7/13/2015
M. Crystal

  • Board Directives and Guidelines (health care) (independent living)
  • Health care (attendance allowance)
  • Rehabilitation (lessening handicap)
  • Health care (independent living) (severely disabled worker)

The worker suffered a low back injury in 1973, for which she was granted a 15% pension, increased over the years to 50%. The Board also granted the worker a 25% pension for psychotraumatic disability, so that the worker's total pension was now 75%. The worker appealed a decision of the Appeals Resolution Officer denying the worker a personal care allowance or an independent living allowance.

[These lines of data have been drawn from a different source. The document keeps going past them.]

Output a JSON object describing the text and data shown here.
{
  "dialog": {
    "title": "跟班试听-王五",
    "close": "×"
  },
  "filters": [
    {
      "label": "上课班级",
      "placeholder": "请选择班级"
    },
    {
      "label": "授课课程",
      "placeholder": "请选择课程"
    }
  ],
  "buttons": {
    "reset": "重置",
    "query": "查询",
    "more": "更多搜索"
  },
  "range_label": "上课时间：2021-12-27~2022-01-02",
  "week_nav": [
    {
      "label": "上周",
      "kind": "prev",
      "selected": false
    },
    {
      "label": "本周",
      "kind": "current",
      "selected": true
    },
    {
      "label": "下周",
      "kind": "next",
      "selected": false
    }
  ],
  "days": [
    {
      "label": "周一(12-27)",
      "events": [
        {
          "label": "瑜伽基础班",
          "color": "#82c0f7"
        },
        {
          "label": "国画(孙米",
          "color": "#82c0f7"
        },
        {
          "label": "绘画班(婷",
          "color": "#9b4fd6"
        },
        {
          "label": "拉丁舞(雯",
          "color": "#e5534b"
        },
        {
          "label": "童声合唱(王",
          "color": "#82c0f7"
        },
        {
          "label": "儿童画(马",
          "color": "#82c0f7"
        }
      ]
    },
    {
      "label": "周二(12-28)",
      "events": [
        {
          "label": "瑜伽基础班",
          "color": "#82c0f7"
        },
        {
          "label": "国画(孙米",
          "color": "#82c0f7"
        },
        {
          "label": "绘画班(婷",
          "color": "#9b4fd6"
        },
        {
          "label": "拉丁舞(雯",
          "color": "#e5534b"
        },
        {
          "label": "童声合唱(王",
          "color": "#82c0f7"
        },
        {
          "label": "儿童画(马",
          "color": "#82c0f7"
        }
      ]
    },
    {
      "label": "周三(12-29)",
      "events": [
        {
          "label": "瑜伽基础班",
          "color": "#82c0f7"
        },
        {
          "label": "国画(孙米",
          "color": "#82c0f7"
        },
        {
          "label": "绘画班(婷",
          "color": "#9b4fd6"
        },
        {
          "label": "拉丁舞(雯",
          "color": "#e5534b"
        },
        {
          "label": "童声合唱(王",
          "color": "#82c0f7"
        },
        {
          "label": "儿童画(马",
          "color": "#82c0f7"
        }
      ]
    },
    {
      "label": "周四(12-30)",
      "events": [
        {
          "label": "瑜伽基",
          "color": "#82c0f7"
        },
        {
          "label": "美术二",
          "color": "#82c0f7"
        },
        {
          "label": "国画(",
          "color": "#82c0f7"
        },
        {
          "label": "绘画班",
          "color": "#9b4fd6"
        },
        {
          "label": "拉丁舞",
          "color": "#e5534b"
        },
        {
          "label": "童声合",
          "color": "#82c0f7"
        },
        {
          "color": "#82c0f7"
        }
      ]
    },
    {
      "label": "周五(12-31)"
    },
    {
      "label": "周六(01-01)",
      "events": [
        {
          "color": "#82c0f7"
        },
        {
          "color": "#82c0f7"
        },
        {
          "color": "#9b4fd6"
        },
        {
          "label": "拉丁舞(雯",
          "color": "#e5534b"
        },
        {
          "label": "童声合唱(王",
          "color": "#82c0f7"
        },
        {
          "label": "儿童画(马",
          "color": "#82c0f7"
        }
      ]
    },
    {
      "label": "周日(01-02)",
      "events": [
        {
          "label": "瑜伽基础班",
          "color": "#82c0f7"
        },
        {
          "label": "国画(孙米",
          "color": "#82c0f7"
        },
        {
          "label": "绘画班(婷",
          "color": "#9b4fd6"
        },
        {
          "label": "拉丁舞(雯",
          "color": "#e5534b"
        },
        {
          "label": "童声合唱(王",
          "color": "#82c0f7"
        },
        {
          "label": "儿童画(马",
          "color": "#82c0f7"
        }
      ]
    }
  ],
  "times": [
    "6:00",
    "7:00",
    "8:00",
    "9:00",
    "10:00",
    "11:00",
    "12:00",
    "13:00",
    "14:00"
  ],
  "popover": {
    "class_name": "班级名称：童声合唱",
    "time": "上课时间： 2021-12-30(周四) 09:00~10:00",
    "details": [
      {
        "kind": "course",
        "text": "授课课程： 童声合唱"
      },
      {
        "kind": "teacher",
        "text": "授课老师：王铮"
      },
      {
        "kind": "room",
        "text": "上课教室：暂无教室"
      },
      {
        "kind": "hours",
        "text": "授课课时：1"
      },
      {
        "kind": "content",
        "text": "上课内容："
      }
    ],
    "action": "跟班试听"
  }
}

Board policy sets a 100% pension (or a 60% NEL award) as a specific prerequisite for a PCA or ILA. Tribunal jurisprudence has found that, to be entitled to a PCA or ILA when the 100% pension rating prerequisite has not been met, two factors must be considered: the circumstances of the need for assistance arising from the compensable injury must be exceptional; and the pension rating must be approaching the numerical rating prerequisite. The Vice-Chair was of the view that there may be circumstances in which an award may be warranted if the need is highly exceptional even if the pension rating is significantly below 100%, or an award may be warranted when the pension rating is closer to 100% even though the need is less exceptional.
In this case, the worker, who was 77 at the time of the hearing, could benefit from assistance but her needs were not highly exceptional and her pension rating was only 75%, which was significantly below the 100% pension stipulated in the policy.

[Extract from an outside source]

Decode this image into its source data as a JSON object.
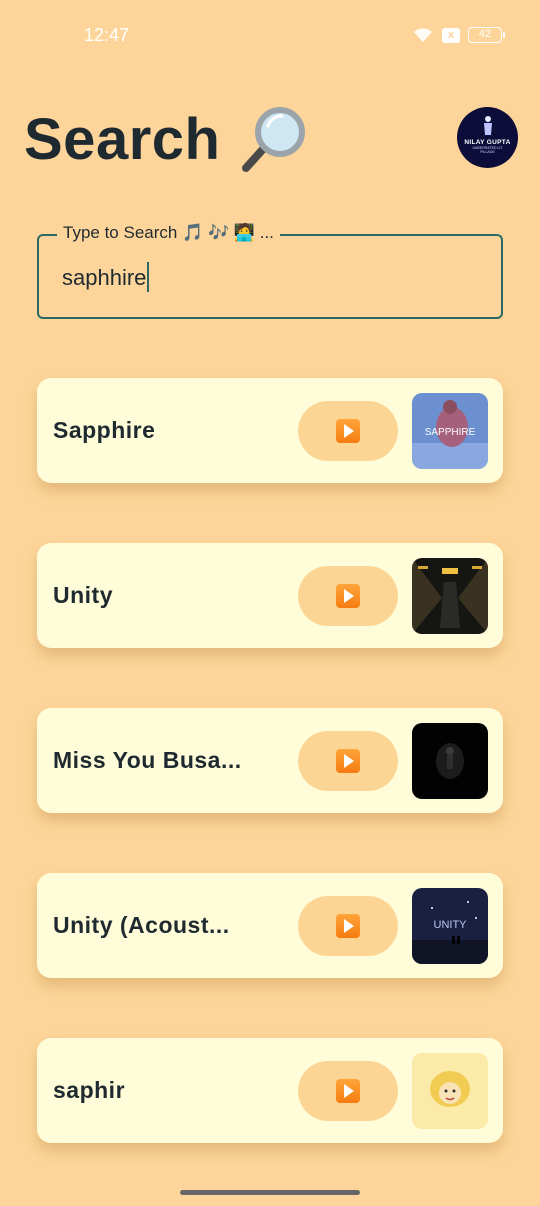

Section 54 of the pre-1985 Act allows the Board to make expenditures to assist in lessening a handicap resulting from a worker's injuries. The worker submitted that this provision did not restrict entitlement in any manner. The Vice-Chair found that this argument could lend some additional support in situations where entitlement is well supported on the merits and justice. However, the provision does not establish entitlement when the need for assistance does not reflect exceptional circumstances and the pension rating is well below 100%. Otherwise, s. 54 could result in awards of substantial assistance to workers who have not sustained severe levels of permanent disability. The Vice-Chair found that the Board policy was not inconsistent with s. 54 of the pre-1985 Act.
The worker was not entitled to a PCA or ILA. The appeal was dismissed.